The Salvation Army

In 1865, William Booth founded an Evangelical Christian movement in the East End of London. Originally known as the Christian Revival Association, it was renamed in 1870 to become the East London Christian Mission, subsequently shortened to the Christian Mission. The group was reorganised and renamed in 1878 to become the Salvation Army — affectionately known as the 'Sally Ann'. The Army, with 'General' Booth at its head, adopted a military-style uniform and 'Articles of War' which included the renouncing of the use of alcohol. The Army also eschewed religious sacraments such as baptism and communion, considering them unnecessary.

William Booth, c.1909. © Peter Higginbotham.

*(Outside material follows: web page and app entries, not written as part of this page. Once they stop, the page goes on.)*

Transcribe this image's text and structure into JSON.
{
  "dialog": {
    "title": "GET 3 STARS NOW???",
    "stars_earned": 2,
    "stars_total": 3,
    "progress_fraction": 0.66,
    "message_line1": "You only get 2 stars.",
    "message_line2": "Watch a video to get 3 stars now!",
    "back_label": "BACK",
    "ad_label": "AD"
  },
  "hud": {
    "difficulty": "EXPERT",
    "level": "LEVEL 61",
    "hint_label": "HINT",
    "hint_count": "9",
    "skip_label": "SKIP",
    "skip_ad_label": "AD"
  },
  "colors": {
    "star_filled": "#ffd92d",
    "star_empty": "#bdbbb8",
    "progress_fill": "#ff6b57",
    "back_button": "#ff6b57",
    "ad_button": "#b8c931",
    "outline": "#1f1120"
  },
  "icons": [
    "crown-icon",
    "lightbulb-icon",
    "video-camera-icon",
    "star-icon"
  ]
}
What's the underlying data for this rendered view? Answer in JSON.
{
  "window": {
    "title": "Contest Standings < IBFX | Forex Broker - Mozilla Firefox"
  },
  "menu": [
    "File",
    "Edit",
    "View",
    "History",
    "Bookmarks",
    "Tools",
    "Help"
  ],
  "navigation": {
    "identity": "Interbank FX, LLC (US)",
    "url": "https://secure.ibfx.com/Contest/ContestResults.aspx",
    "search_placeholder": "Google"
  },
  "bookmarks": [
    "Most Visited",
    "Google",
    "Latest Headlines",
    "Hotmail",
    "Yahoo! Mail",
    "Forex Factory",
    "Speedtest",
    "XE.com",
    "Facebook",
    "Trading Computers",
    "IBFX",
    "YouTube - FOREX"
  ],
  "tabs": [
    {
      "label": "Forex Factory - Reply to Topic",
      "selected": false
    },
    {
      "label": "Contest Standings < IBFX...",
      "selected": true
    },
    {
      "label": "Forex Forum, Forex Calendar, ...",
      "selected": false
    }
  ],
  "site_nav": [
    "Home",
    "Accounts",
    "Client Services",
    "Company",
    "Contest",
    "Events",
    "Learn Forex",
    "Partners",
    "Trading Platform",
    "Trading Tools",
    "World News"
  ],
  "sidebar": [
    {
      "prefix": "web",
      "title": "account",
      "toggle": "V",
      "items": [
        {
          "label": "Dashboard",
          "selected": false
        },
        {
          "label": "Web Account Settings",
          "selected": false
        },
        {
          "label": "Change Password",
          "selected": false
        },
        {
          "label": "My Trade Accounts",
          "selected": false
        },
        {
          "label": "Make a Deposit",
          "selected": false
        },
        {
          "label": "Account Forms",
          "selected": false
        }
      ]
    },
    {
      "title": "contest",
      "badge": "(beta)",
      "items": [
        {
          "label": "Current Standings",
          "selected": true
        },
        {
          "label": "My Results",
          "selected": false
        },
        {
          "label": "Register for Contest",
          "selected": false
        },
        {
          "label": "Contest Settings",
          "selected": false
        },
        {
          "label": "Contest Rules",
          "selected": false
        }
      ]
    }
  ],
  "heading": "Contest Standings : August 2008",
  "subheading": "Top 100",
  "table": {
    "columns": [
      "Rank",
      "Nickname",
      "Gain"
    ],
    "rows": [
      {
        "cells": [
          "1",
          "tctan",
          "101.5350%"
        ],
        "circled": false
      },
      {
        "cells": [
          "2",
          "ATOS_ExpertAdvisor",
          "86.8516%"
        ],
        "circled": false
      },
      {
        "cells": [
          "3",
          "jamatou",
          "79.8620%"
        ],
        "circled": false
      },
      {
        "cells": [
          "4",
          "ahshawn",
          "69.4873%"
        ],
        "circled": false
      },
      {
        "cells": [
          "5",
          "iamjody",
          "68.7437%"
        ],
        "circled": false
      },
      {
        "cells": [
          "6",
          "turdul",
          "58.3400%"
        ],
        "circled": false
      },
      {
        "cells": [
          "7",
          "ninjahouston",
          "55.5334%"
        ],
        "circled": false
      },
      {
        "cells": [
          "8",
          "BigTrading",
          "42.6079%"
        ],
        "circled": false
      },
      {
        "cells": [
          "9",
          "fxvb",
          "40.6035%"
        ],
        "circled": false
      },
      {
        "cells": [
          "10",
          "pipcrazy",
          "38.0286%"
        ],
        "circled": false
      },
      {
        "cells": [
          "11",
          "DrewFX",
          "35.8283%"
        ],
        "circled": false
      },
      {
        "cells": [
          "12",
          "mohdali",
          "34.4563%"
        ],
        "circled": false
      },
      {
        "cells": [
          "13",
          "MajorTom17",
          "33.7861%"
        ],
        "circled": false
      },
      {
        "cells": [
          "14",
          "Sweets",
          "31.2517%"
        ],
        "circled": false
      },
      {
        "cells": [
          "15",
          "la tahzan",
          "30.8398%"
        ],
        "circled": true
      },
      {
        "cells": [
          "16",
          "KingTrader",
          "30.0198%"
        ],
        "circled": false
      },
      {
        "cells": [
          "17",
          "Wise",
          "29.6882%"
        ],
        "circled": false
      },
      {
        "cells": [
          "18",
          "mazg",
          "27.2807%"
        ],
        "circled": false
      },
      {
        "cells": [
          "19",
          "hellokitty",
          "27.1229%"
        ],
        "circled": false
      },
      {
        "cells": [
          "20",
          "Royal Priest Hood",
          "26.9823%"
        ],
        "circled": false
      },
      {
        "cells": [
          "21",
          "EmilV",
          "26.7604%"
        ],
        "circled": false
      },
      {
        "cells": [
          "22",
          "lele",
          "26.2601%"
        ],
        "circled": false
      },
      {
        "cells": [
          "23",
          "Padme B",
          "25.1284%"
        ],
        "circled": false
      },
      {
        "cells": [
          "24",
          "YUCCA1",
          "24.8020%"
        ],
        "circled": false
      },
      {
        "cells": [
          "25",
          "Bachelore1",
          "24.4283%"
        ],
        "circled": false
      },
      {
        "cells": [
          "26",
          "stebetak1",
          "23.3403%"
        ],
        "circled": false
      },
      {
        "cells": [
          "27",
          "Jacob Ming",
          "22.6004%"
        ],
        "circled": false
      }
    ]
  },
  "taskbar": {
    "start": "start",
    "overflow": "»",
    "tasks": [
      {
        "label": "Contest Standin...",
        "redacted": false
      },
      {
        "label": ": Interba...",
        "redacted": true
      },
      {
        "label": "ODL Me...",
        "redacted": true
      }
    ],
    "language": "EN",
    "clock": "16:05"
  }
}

In addition to its religious crusading, the Army gradually became involved a variety of social welfare activities. One of the earliest, in May 1884, was a women's refuge on Hanbury Street, Whitechapel, opened as part of a campaign to rescue young women from prostitution. The Army's first night shelter was opened in 1888 at West India Dock Road in Limehouse, with many more soon following. The shelters provided a warm place to sit for the night with some little refreshment for a penny. Soup and bread were also on offer at a similar cost. In 1889, a night shelter for women was opened at Hanbury Street, originally at a charge of 2d. a night, later raised to 3d. after the London County Council made the provision of sheets etc. compulsory. A shelter for boys was opened at 31 Fetter Lane.

Hanbury Street Shelter dormitory, 1891. © Peter Higginbotham.

In 1895, The Nest, a home for sexually abused girls, was opened at Upper Clapton. At around the same date, the Army took over Sturge House on Bow Road, a former Barnardo's children's home. The home accommodated boys aged 14 to 18 who stayed at the home for a while, were taught and fed, and then helped to find work.

The Nest, c.1909. © Peter Higginbotham.

In around 1995, Ivy House, at 271 Mare Street, Hackney, was opened as a 25-bed maternity hospital for unmarried mothers, most of whom were between fifteen and twenty years old. The hospital catered for women both from London and elsewhere.

Ivy House, early 1900s. © Peter Higginbotham.

As well as providing immediate medical care, the Army found work in service for many young women so that they could support their child. Where possible, they were placed in households where only one servant was kept, so that they would be spared embarrassment from the others finding out their 'secret'. The Army also made efforts to locate the children's fathers, with the aim of obtaining financial support, either voluntarily or through a bastardy order.

At the end of the First World War, to help the plight of widows and their children, the Army arranged for a total of 1,769 women and 1,019 children to emigrate to new lives in Canada, Africa, Australia, and New Zealand. In the late 1920s, the Army arranged the passage of several consignments of emigrants to Australia on the Vedic. By 1938, the overall total of men, women and children settled overseas by the Emigration Department was almost 250,000.

A separate page gives a list of Salvation Army establishments that fall within the scope of this website.

Records

Note: many repositories impose a closure period of up to 100 years for records identifying individuals.

Bibliography

  • Booth, William In Darkest England, and the Way Out (1890, London: International Headquarters of the Salvation Army)
  • Sandall, Robert The History of the Salvation Army (1955, London: Nelson)